In an interview with the Dossier Lazio, the Il Giornale newspaper's politics and economy magazine, Frattini said he believes it's not correct to propose a “privileged partnership” for Turkey as an alternative to full EU membership and that he does not agree with the proposal.
The foreign minister said Turkey's EU membership would carry symbolic power in terms of relations between the West and the Islamic world, similar to the fall of the Berlin Wall or the reconciliation of France and Germany.
Frattini said Turkey joining the EU could be interpreted as a symbol for the harmonization of Islam with democracy and human rights and may demonstrate the EU's capacity to embrace different cultures.

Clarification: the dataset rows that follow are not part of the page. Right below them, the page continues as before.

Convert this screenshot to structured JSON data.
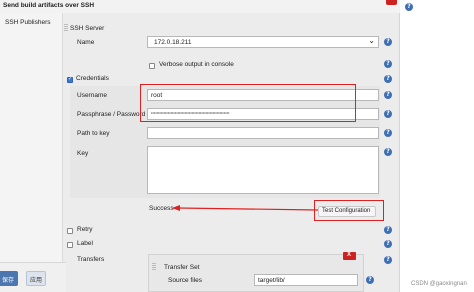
{
  "section": {
    "title": "Send build artifacts over SSH"
  },
  "sidebar": {
    "publishers_label": "SSH Publishers"
  },
  "ssh_server": {
    "header": "SSH Server",
    "name_label": "Name",
    "name_value": "172.0.18.211",
    "verbose_label": "Verbose output in console"
  },
  "credentials": {
    "label": "Credentials",
    "username_label": "Username",
    "username_value": "root",
    "password_label": "Passphrase / Password",
    "password_value": "••••••••••••••••••••••••••••••••••••••••••••••••••••••••",
    "path_label": "Path to key",
    "key_label": "Key"
  },
  "test": {
    "status": "Success",
    "button_label": "Test Configuration"
  },
  "options": {
    "retry_label": "Retry",
    "label_label": "Label",
    "transfers_label": "Transfers"
  },
  "transfer_set": {
    "header": "Transfer Set",
    "source_files_label": "Source files",
    "source_files_value": "target/lib/",
    "delete_glyph": "X"
  },
  "footer": {
    "save_label": "保存",
    "apply_label": "应用"
  },
  "watermark": "CSDN @gaoxingnan",
  "icons": {
    "help": "?",
    "dropdown": "⌄"
  },
  "colors": {
    "help_icon": "#3d6fb4",
    "annotation_red": "#e02020",
    "delete_red": "#cc2222",
    "save_blue": "#4b76b0"
  }
}
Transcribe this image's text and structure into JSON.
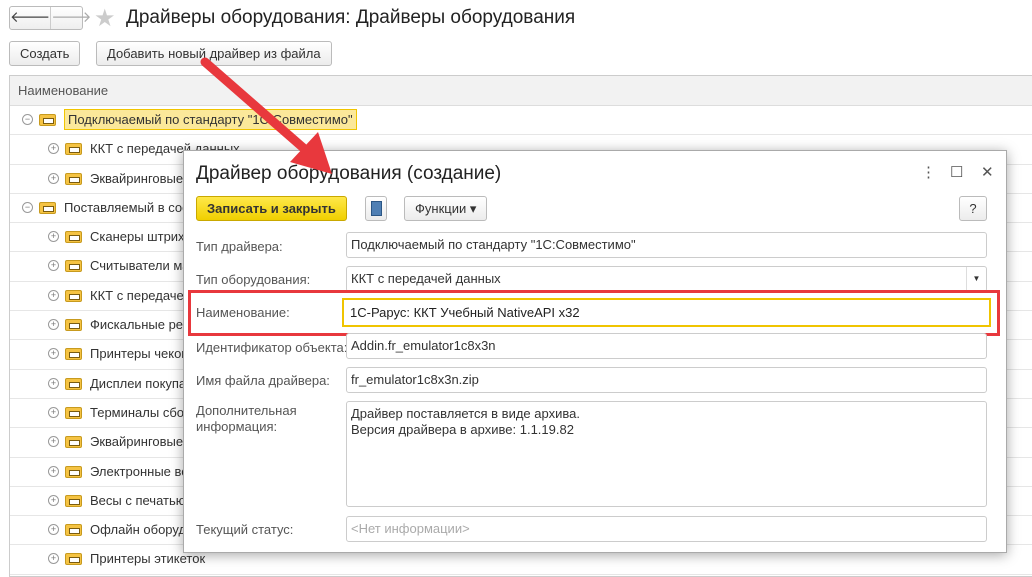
{
  "header": {
    "title": "Драйверы оборудования: Драйверы оборудования",
    "back": "🡐",
    "forward": "🡒",
    "star": "★"
  },
  "toolbar": {
    "create": "Создать",
    "add_from_file": "Добавить новый драйвер из файла"
  },
  "list": {
    "column": "Наименование",
    "rows": [
      {
        "level": 0,
        "toggle": "−",
        "text": "Подключаемый по стандарту \"1С:Совместимо\"",
        "selected": true
      },
      {
        "level": 1,
        "toggle": "+",
        "text": "ККТ с передачей данных"
      },
      {
        "level": 1,
        "toggle": "+",
        "text": "Эквайринговые т"
      },
      {
        "level": 0,
        "toggle": "−",
        "text": "Поставляемый в сос"
      },
      {
        "level": 1,
        "toggle": "+",
        "text": "Сканеры штрих"
      },
      {
        "level": 1,
        "toggle": "+",
        "text": "Считыватели маг"
      },
      {
        "level": 1,
        "toggle": "+",
        "text": "ККТ с передачей"
      },
      {
        "level": 1,
        "toggle": "+",
        "text": "Фискальные рег"
      },
      {
        "level": 1,
        "toggle": "+",
        "text": "Принтеры чеков"
      },
      {
        "level": 1,
        "toggle": "+",
        "text": "Дисплеи покупат"
      },
      {
        "level": 1,
        "toggle": "+",
        "text": "Терминалы сбора"
      },
      {
        "level": 1,
        "toggle": "+",
        "text": "Эквайринговые т"
      },
      {
        "level": 1,
        "toggle": "+",
        "text": "Электронные вес"
      },
      {
        "level": 1,
        "toggle": "+",
        "text": "Весы с печатью"
      },
      {
        "level": 1,
        "toggle": "+",
        "text": "Офлайн оборудо"
      },
      {
        "level": 1,
        "toggle": "+",
        "text": "Принтеры этикеток"
      }
    ]
  },
  "dialog": {
    "title": "Драйвер оборудования (создание)",
    "more": "⋮",
    "maximize": "☐",
    "close": "✕",
    "save_close": "Записать и закрыть",
    "functions": "Функции ▾",
    "help": "?",
    "fields": {
      "driver_type": {
        "label": "Тип драйвера:",
        "value": "Подключаемый по стандарту \"1С:Совместимо\""
      },
      "equipment_type": {
        "label": "Тип оборудования:",
        "value": "ККТ с передачей данных"
      },
      "name": {
        "label": "Наименование:",
        "value": "1С-Рарус: ККТ Учебный NativeAPI x32"
      },
      "object_id": {
        "label": "Идентификатор объекта:",
        "value": "Addin.fr_emulator1c8x3n"
      },
      "file_name": {
        "label": "Имя файла драйвера:",
        "value": "fr_emulator1c8x3n.zip"
      },
      "info": {
        "label": "Дополнительная информация:",
        "line1": "Драйвер поставляется в виде архива.",
        "line2": "Версия драйвера в архиве: 1.1.19.82"
      },
      "status": {
        "label": "Текущий статус:",
        "placeholder": "<Нет информации>"
      }
    }
  },
  "colors": {
    "accent_yellow": "#f5d800",
    "highlight_red": "#e8383d",
    "focus": "#f0c400"
  }
}
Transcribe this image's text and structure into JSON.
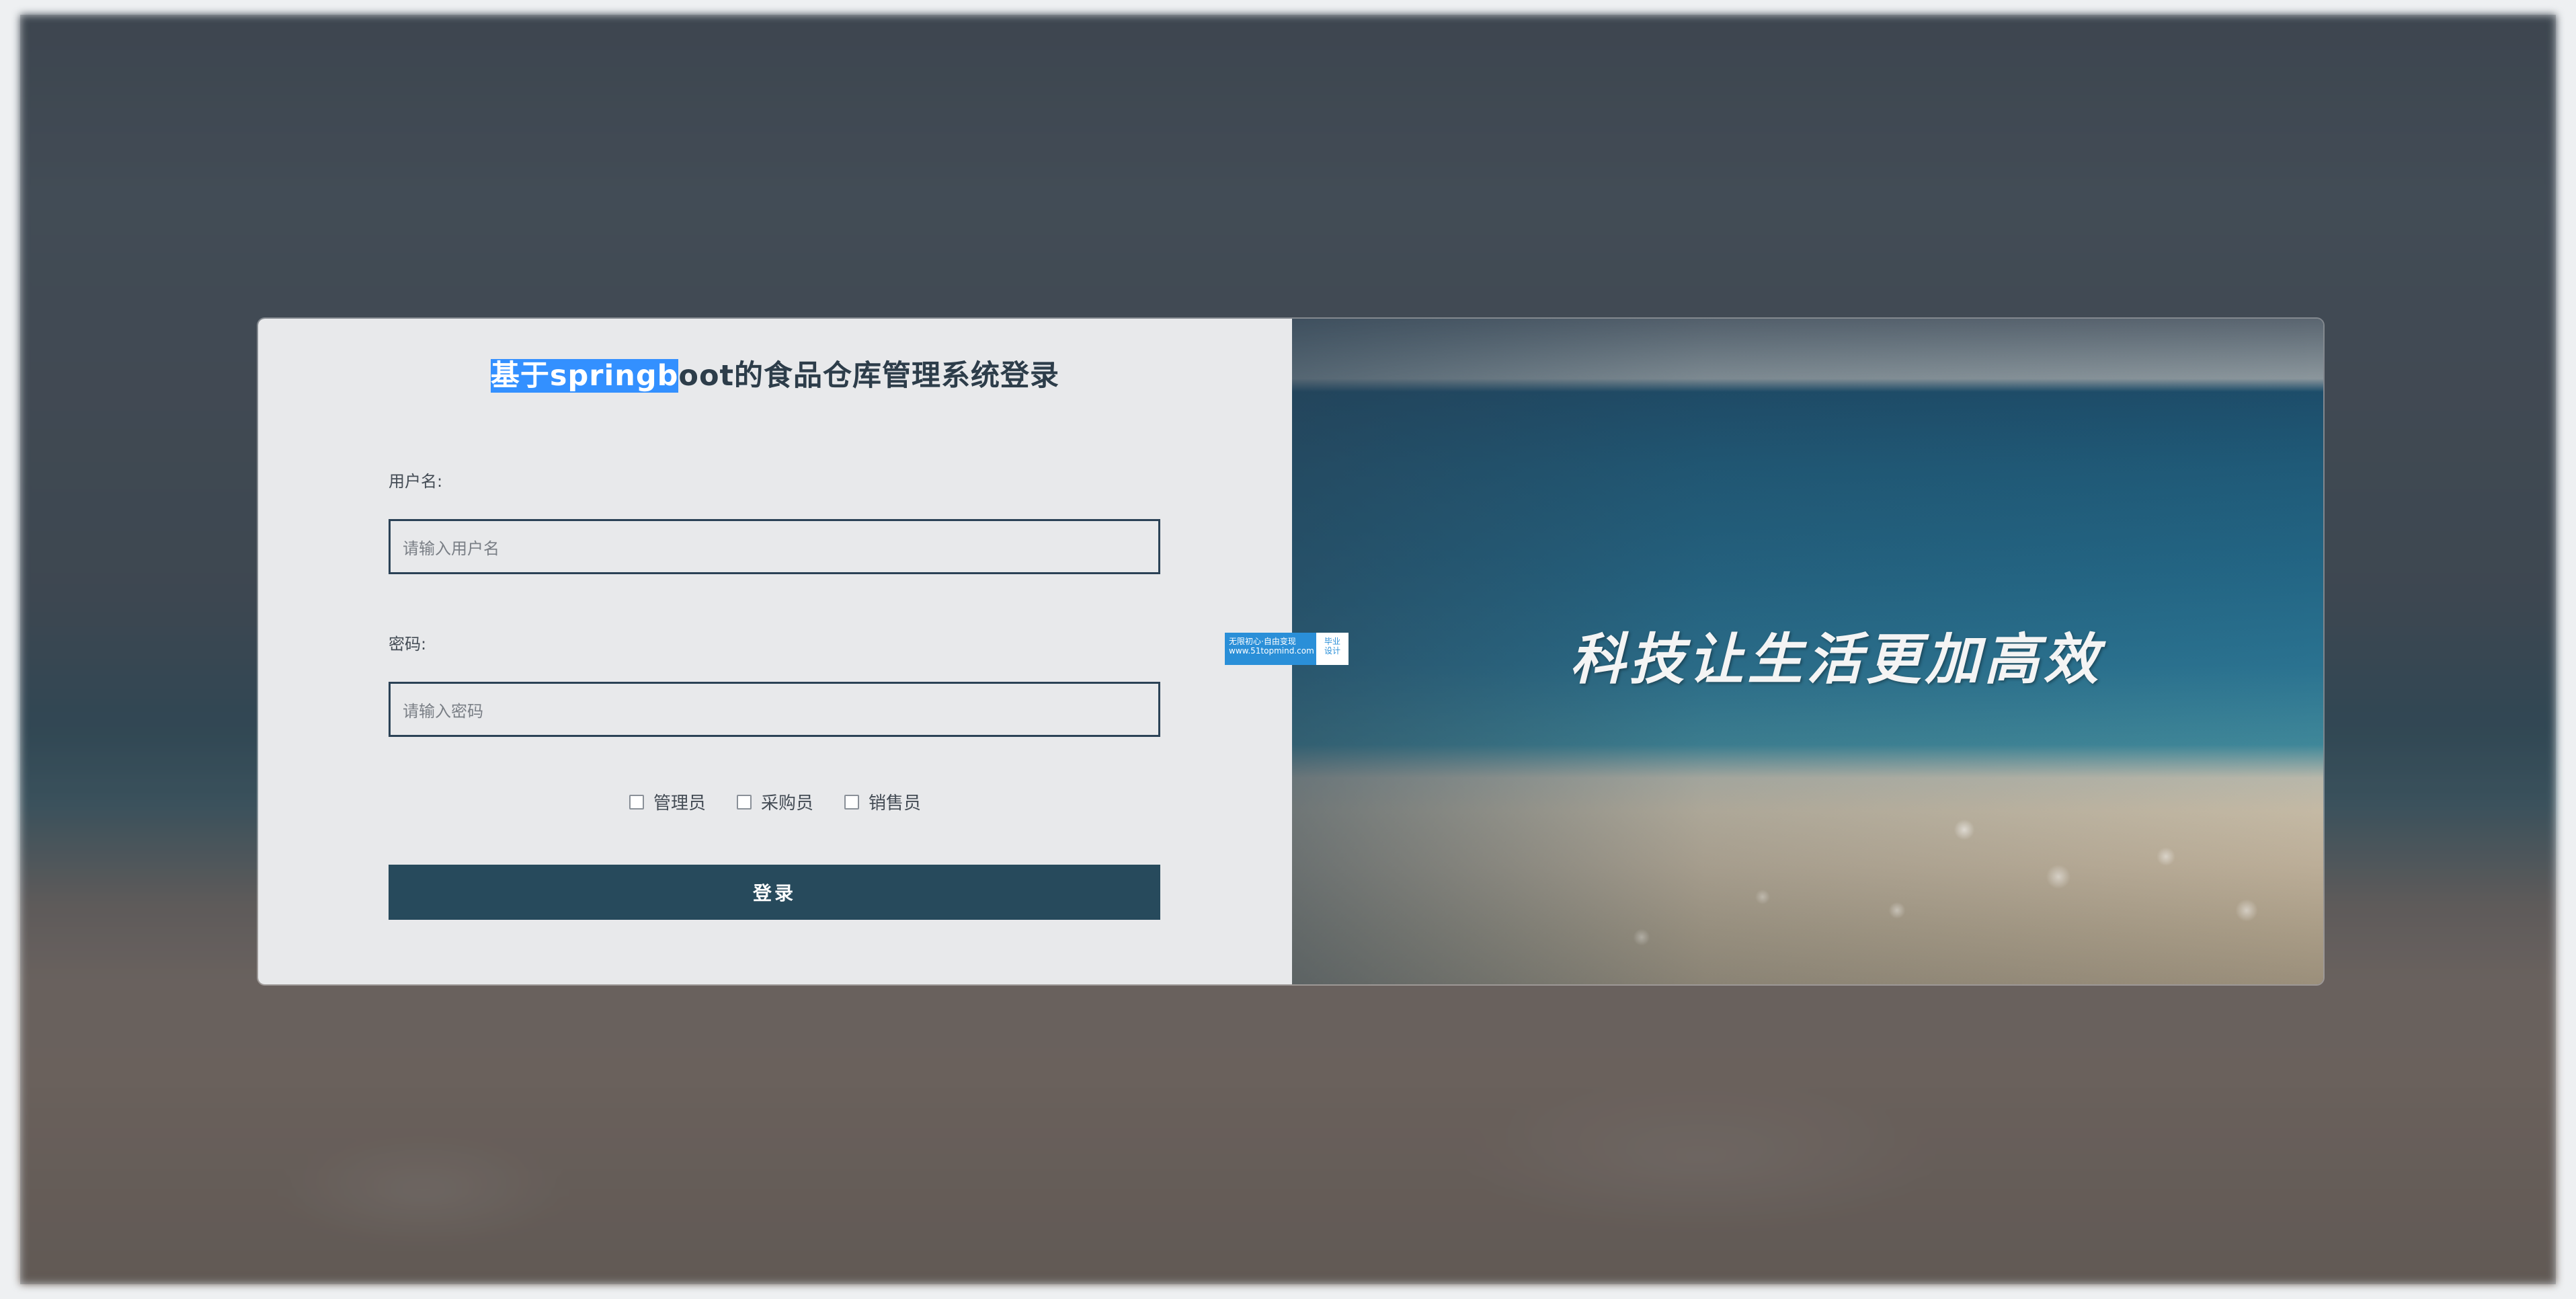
{
  "title": {
    "selected_part": "基于springb",
    "rest": "oot的食品仓库管理系统登录"
  },
  "username": {
    "label": "用户名:",
    "placeholder": "请输入用户名"
  },
  "password": {
    "label": "密码:",
    "placeholder": "请输入密码"
  },
  "roles": [
    {
      "label": "管理员",
      "checked": false
    },
    {
      "label": "采购员",
      "checked": false
    },
    {
      "label": "销售员",
      "checked": false
    }
  ],
  "login_button": "登录",
  "slogan": "科技让生活更加高效",
  "watermark": {
    "line1": "无限初心·自由变现",
    "line2": "www.51topmind.com",
    "right_line1": "毕业",
    "right_line2": "设计"
  },
  "colors": {
    "primary": "#274a5c",
    "selection": "#3390ff",
    "panel": "#e8e9eb"
  }
}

“This is a significant historic target which we cannot give up,” Frattini stressed, adding that there is a “long path” ahead before Turkey gets integrated into the EU and that Turkey's current picture is not promising in this regard.
He said Ankara was causing some doubts in some European capitals due to its foreign policy preferences, but didn't give further details.
Frattini noted that Turkey should feel confident that it will reach the finish line if it fulfills its obligations and warned that it would be a grave error to change its path.
The Italian foreign minister said on Sept. 20 that Turkey was at a crossroads and that it would be “stupid to push it toward Iran.” Frattini warned: “Turkey is at a crossroads. It could make its way toward the West. But it could also make its way toward Iran, which will make it a power that is a friend of Iran.”